BY ARTHUR S. LEONARD | The US Air Force Court of Criminal Appeals has affirmed the conviction of an HIV-positive airman on charges stemming from group sex activities that he and his wife engaged in during which he did not disclose his sero-status and did not consistently use condoms.
The charges included failure to obey a lawful order, indecent acts, aggravated assault, and adultery, and the appellate court upheld the court martial’s sentence of dishonorable discharge, eight years of confinement, total forfeitures of pay and benefits, and reduction in grade.
There is no evidence that any of Technical Sergeant David Gutierrez’s sexual partners has become infected as a result of these activities, and the court’s March 21 opinion does not explain how the group sex came to the attention of military prosecutors or even whether the sergeant’s wife was aware he was HIV-positive.
Are military courts getting competent expert testimony on HIV?
According to the opinion, when Gutierrez, who tested positive in 2007, was reassigned to McConnell Air Force Base in Kansas, his new commander ordered him to “follow preventive medicine requirements” of Air Force regulations that require him to disclose his HIV status and follow safer sex guidelines.
In his appeal, Gutierrez argued he had “ineffective assistance of counsel” because his military defense lawyer refused to accept “an offer of free expert assistance from the Office of Medical and Scientific Justice,” an organization that aids defendants “facing HIV-related charges.” Instead, the defense lawyer consulted an “HIV expert” appointed and paid for by the military court whose testimony apparently did not help Gutierrez very much.
The charge of aggravated assault, the most serious one that he faced, is based on the idea that he engaged in activity that was “likely” to produce death or grievous bodily harm.

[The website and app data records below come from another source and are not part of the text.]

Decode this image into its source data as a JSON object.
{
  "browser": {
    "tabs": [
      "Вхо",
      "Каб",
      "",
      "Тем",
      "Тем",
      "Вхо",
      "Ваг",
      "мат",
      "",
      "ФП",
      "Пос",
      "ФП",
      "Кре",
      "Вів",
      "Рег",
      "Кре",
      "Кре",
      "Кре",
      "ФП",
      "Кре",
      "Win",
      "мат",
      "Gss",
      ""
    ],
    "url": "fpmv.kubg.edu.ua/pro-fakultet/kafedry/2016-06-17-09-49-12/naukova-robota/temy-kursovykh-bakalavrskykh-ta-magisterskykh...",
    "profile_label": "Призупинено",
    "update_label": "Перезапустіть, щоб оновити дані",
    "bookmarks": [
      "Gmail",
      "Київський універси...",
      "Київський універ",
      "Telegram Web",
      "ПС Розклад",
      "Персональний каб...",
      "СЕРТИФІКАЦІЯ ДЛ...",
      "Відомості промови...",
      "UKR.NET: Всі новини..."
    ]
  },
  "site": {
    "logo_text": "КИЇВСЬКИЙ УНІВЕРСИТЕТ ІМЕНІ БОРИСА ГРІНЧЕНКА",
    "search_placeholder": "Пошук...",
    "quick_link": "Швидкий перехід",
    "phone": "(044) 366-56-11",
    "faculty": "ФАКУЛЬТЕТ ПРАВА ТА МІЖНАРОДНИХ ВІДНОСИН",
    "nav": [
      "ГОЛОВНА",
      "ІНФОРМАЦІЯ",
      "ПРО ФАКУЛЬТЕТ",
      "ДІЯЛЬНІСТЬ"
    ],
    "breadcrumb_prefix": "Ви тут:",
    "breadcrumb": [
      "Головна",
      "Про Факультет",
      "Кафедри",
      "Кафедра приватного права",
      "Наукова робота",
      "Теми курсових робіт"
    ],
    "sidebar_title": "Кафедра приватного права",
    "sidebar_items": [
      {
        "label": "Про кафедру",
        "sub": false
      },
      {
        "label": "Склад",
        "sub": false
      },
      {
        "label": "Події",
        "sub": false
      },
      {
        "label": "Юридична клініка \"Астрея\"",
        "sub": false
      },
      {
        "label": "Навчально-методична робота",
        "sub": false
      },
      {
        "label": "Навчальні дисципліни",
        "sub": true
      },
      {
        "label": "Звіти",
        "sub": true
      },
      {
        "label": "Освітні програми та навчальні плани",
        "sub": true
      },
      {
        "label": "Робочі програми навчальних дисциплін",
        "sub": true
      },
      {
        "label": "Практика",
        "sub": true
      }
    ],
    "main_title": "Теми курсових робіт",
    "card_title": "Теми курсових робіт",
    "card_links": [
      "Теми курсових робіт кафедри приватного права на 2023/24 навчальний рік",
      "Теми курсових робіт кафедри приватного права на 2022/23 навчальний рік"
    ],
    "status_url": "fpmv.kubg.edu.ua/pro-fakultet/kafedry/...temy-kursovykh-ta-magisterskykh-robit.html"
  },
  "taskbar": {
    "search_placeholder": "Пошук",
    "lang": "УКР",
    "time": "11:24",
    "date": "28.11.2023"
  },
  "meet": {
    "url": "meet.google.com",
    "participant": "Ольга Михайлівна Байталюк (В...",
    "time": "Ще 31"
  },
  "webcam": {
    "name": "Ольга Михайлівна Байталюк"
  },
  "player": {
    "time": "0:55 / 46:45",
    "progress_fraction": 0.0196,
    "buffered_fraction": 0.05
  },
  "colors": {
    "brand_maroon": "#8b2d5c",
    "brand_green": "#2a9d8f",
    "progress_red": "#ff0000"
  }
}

That raises questions as to how likely Gutierrez was to infect a sexual partner by failing to use condoms and whether somebody he infected would likely suffer death or grievous bodily harm as a result.
Gutierrez’s expert witness testified that based on his viral load at the time the odds that he would transmit HIV to a sexual partner during “unprotected vaginal intercourse” were “somewhere between 1 and 10 per 10,000 exposures,” while condoms would be effective in blocking transmission “97 to 98 percent of the time.” The expert also testified that the chance of transmission through oral sex was “zero.”
Regarding the consequences of infection, the expert testified “that the disease has no cure and that without medical intervention an infected person will die of AIDS.”
From this testimony, the court of appeals reasoned, “While the likelihood of transmission is low, the likelihood of death or serious bodily harm resulting from infection is quite high. Given the extreme magnitude of potential harm and applying the standards [of prior military HIV exposure cases], the military judge sitting as the trier of fact could have found all the essential elements beyond a reasonable doubt.” Gutierrez’s argument that the evidence did not support his conviction on the aggravated assault count was rejected.
The court reached that conclusion even while acknowledging that a concurring judge in a previous HIV exposure case had questioned whether “the current state of scientific evidence regarding HIV and AIDS” merited reconsideration of earlier precedents.
It is hard to understand Gutierrez’s decision not to disclose his HIV status if he engaged in unprotected sex, given that he had a detectable viral load. There is, however, controversy about using criminal law in HIV cases, especially when no “victim” was actually harmed.
It is also reasonable to ask why, when criminal law is applied, the evaluation of the consequences of transmission assumes that those newly infected won’t get treatment. It’s not hard to imagine that the expert testimony Gutierrez complains he did not get would have been more helpful than that provided and paid for by the government.
The court also rejected Gutierrez’s argument that the group sex activities, since consensual, could not be prosecuted as “indecent conduct” or “adultery.” The court found that when Gutierrez failed to disclose his HIV status he vitiated consent and that his wife’s participation did not mean he was not committing adultery.